PhD program advisors talk to students and graduates all the time. Their recommendations come from years of professional experience helping them strike a work/life/personal balance. That said, it’s helps to hear from the students and graduates themselves…from the ones who have been through the challenges and can share detailed and personal insights. Here are five pro tips curated from PhD graduates who worked full-time during the process.
Pro tip 1: You need time to yourself.
You’re already splitting time between work and school (and likely family, too), but you absolutely need time to yourself. It’s critical to turning off your brain to balance the weight held by all your responsibilities. But what does that mean, really? Here’s how five different PhDs did it.
“I got outside. It didn’t matter what I was doing: hiking, walking, listening to a podcast, or even yard work. Outside took me away from the computer – away from work and school…” – Jason Ault, PhD in economics
“I used to schedule sleep. I studied for two hours every morning before work, and then would take an hour nap after work on the couch in the basement. A huge thanks to my husband for watching the kids while I napped (make sure you put that part in there).” – Shannon Lee, PhD in psychology
“I crocheted. Either after dinner in front of the TV or right before bed. It was gloriously mind-numbing. I didn’t have a ton of time for it, but I looked forward to it every day.” Krista Jean Simonds, EdD
“I’m an extrovert, so constantly studying and writing on my own fed my need to socialize. Sure, I had co-workers and cohorts, but that wasn’t the same. I made sure I had dinner or beer with a friend at least once a week. It kept me grounded.” – James Edmonson, PhD in sociology
“I knew I was strapped for time, so I combined my study time and my exercising. I chose to work on my dissertation at the library downtown. It was a 30-minute bike ride, and I used that time to clear my head. It became one of the best parts of my day.” Dennis Frame, PhD in public health
Pro tip 2: Find your energy.
Everyone’s energy peaks at different times of the day. Some people feel mentally clear in the morning, others in the evening when the day is winding down. Whichever camp you belong to, use it to schedule your school time. Taking advantage of your mental energy can lead to better work product.
Pro tip 3: Find a quiet space with no interruptions.
Easier said than done, right? Especially if you have kids. But when you’re analyzing research or hammering out a critical part of your dissertation, the ability to shut out the rest of the world is priceless. Literally (OK, virtually…), no amount of money can replace a quiet room in which you can focus.
Pro tip 4: Passion or bust.
It sounds cliché, but if you’re not studying something about which you’re immensely passionate, you could be in for a tough ride. Staying disciplined for 6 – 7 isn’t easy, but loving the work helps you stay committed to the goal.
Pro tip 5: Learn the power of “no”.

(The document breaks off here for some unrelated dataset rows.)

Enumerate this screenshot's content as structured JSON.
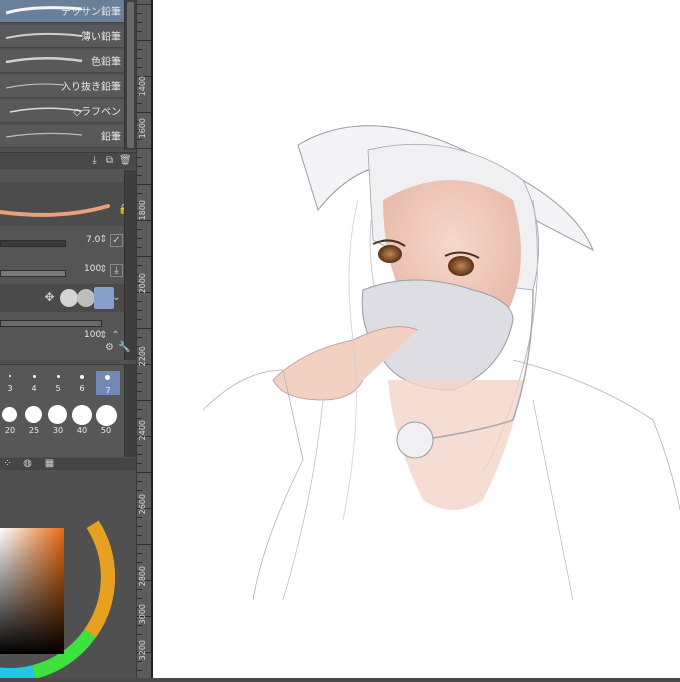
{
  "brushes": {
    "items": [
      {
        "label": "デッサン鉛筆",
        "selected": true
      },
      {
        "label": "薄い鉛筆",
        "selected": false
      },
      {
        "label": "色鉛筆",
        "selected": false
      },
      {
        "label": "入り抜き鉛筆",
        "selected": false
      },
      {
        "label": "◇ラフペン",
        "selected": false
      },
      {
        "label": "鉛筆",
        "selected": false
      }
    ]
  },
  "tool_property": {
    "brush_size_value": "7.0",
    "opacity_value": "100",
    "density_value": "100",
    "opacity_fill": 1.0,
    "density_fill": 1.0
  },
  "brush_size_palette": {
    "small_labels": [
      "3",
      "4",
      "5",
      "6",
      "7"
    ],
    "large_labels": [
      "20",
      "25",
      "30",
      "40",
      "50"
    ],
    "selected": "7"
  },
  "ruler_labels": [
    "1400",
    "1600",
    "1800",
    "2000",
    "2200",
    "2400",
    "2600",
    "2800",
    "3000",
    "3200"
  ],
  "colors": {
    "panel_bg": "#505050",
    "selected_brush": "#6a7f9a",
    "stroke_orange": "#e8a07a",
    "main_color": "#c85a1a"
  }
}
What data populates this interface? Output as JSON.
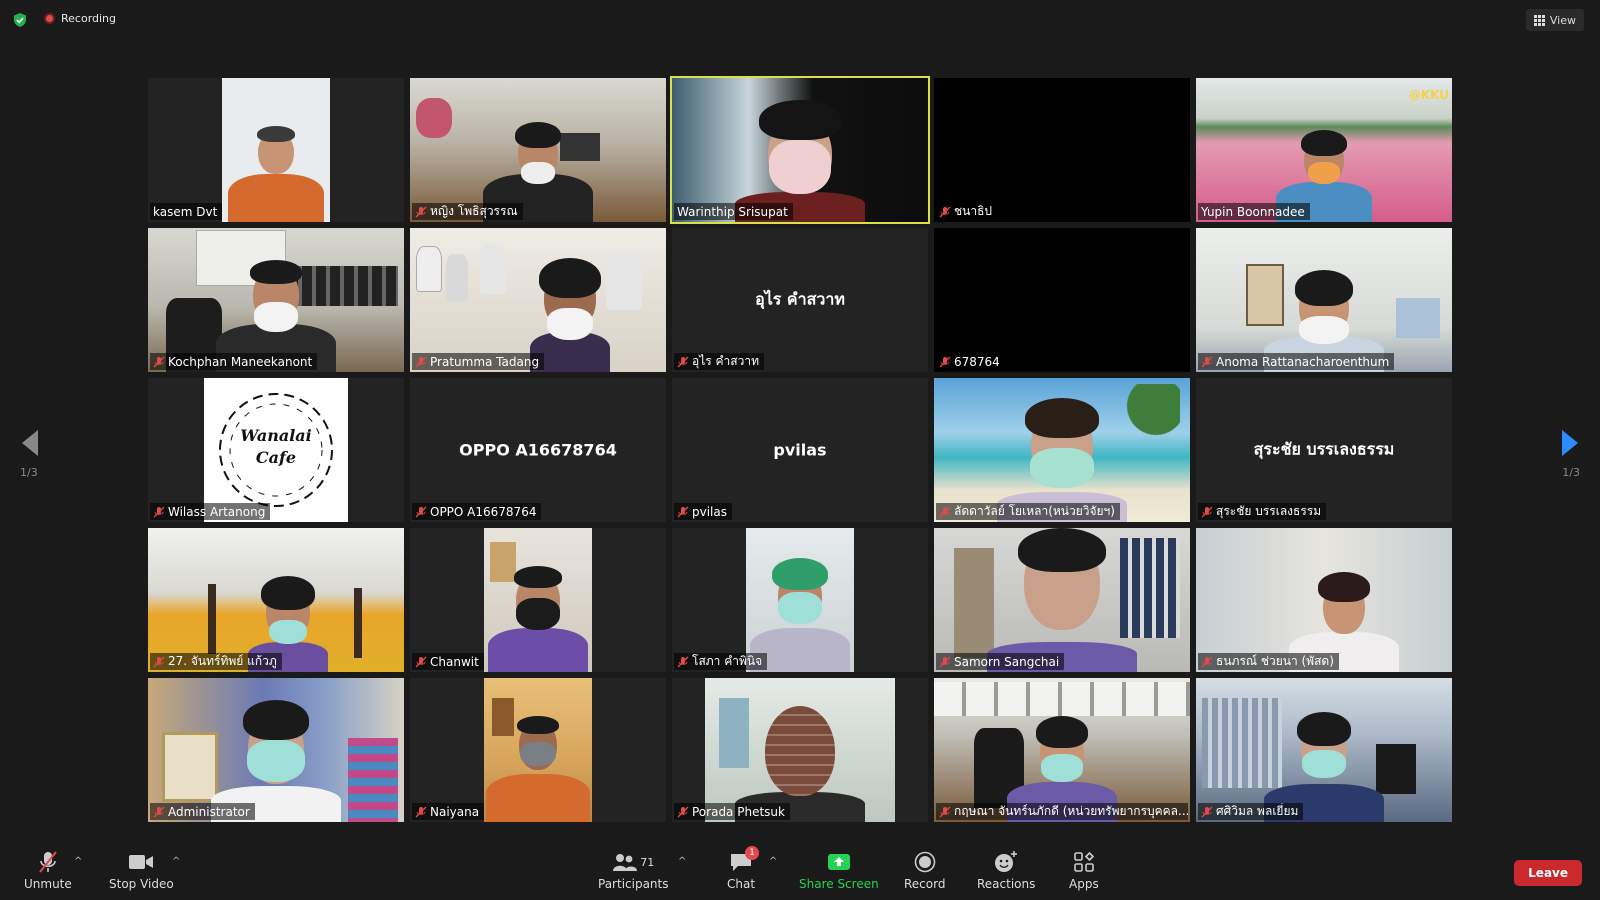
{
  "app": {
    "recording_label": "Recording",
    "view_label": "View",
    "page_left": "1/3",
    "page_right": "1/3",
    "colors": {
      "active_speaker": "#d7e24a",
      "recording": "#e24a4a",
      "share_screen": "#24d356",
      "leave": "#c9282d",
      "background": "#1a1a1a",
      "tile": "#232323"
    }
  },
  "tiles": [
    {
      "name": "kasem Dvt",
      "muted": false,
      "video": true
    },
    {
      "name": "หญิง โพธิสุวรรณ",
      "muted": true,
      "video": true
    },
    {
      "name": "Warinthip Srisupat",
      "muted": false,
      "video": true,
      "active": true
    },
    {
      "name": "ชนาธิป",
      "muted": true,
      "video": false
    },
    {
      "name": "Yupin Boonnadee",
      "muted": false,
      "video": true,
      "overlay": "@KKU"
    },
    {
      "name": "Kochphan Maneekanont",
      "muted": true,
      "video": true
    },
    {
      "name": "Pratumma Tadang",
      "muted": true,
      "video": true
    },
    {
      "name": "อุไร คำสวาท",
      "muted": true,
      "video": false,
      "center_label": "อุไร คำสวาท"
    },
    {
      "name": "678764",
      "muted": true,
      "video": false
    },
    {
      "name": "Anoma Rattanacharoenthum",
      "muted": true,
      "video": true
    },
    {
      "name": "Wilass Artanong",
      "muted": true,
      "video": true,
      "logo_text": [
        "Wanalai",
        "Cafe"
      ]
    },
    {
      "name": "OPPO A16678764",
      "muted": true,
      "video": false,
      "center_label": "OPPO A16678764"
    },
    {
      "name": "pvilas",
      "muted": true,
      "video": false,
      "center_label": "pvilas"
    },
    {
      "name": "ลัดดาวัลย์ โยเหลา(หน่วยวิจัยฯ)",
      "muted": true,
      "video": true
    },
    {
      "name": "สุระชัย บรรเลงธรรม",
      "muted": true,
      "video": false,
      "center_label": "สุระชัย บรรเลงธรรม"
    },
    {
      "name": "27. จันทร์ทิพย์ แก้วภู",
      "muted": true,
      "video": true
    },
    {
      "name": "Chanwit",
      "muted": true,
      "video": true
    },
    {
      "name": "โสภา คำพินิจ",
      "muted": true,
      "video": true
    },
    {
      "name": "Samorn Sangchai",
      "muted": true,
      "video": true
    },
    {
      "name": "ธนภรณ์ ช่วยนา (พัสด)",
      "muted": true,
      "video": true
    },
    {
      "name": "Administrator",
      "muted": true,
      "video": true
    },
    {
      "name": "Naiyana",
      "muted": true,
      "video": true
    },
    {
      "name": "Porada Phetsuk",
      "muted": true,
      "video": true
    },
    {
      "name": "กฤษณา จันทร์นภักดี (หน่วยทรัพยากรบุคคล...",
      "muted": true,
      "video": true
    },
    {
      "name": "ศศิวิมล พลเยี่ยม",
      "muted": true,
      "video": true
    }
  ],
  "toolbar": {
    "unmute": "Unmute",
    "stop_video": "Stop Video",
    "participants": "Participants",
    "participants_count": "71",
    "chat": "Chat",
    "chat_badge": "1",
    "share_screen": "Share Screen",
    "record": "Record",
    "reactions": "Reactions",
    "apps": "Apps",
    "leave": "Leave"
  }
}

It can be the hardest word to say, especially when something “important” comes up, but that little word is essential to staying focused on your studies. It may be ad hoc social outings or last-minute plans with neighbors. This doesn’t mean you can’t say yes to these things once in a while, but yes can be contagious.
What About a PsyD, EdD, or DBA While Working?
The short answer is yes, and here’s why. Practical doctorates are different than their PhD counterparts: they’re designed specifically for working professionals. Many of them are part-time and either fully or partially online to begin with, and students have active careers working with patients, clients, or students. In other words, they’re continuing education degrees to promote advanced leadership skills with minimal career disruption. If you’re in a field with a practical doctorate option, e.g. education (EdD), psychology (PsyD), public health (DrPH), business (DBA), or physical therapy (DPT), see if these are more in line with your academic and professional goals. If they are, the flexibility they offer naturally may be right up your alley.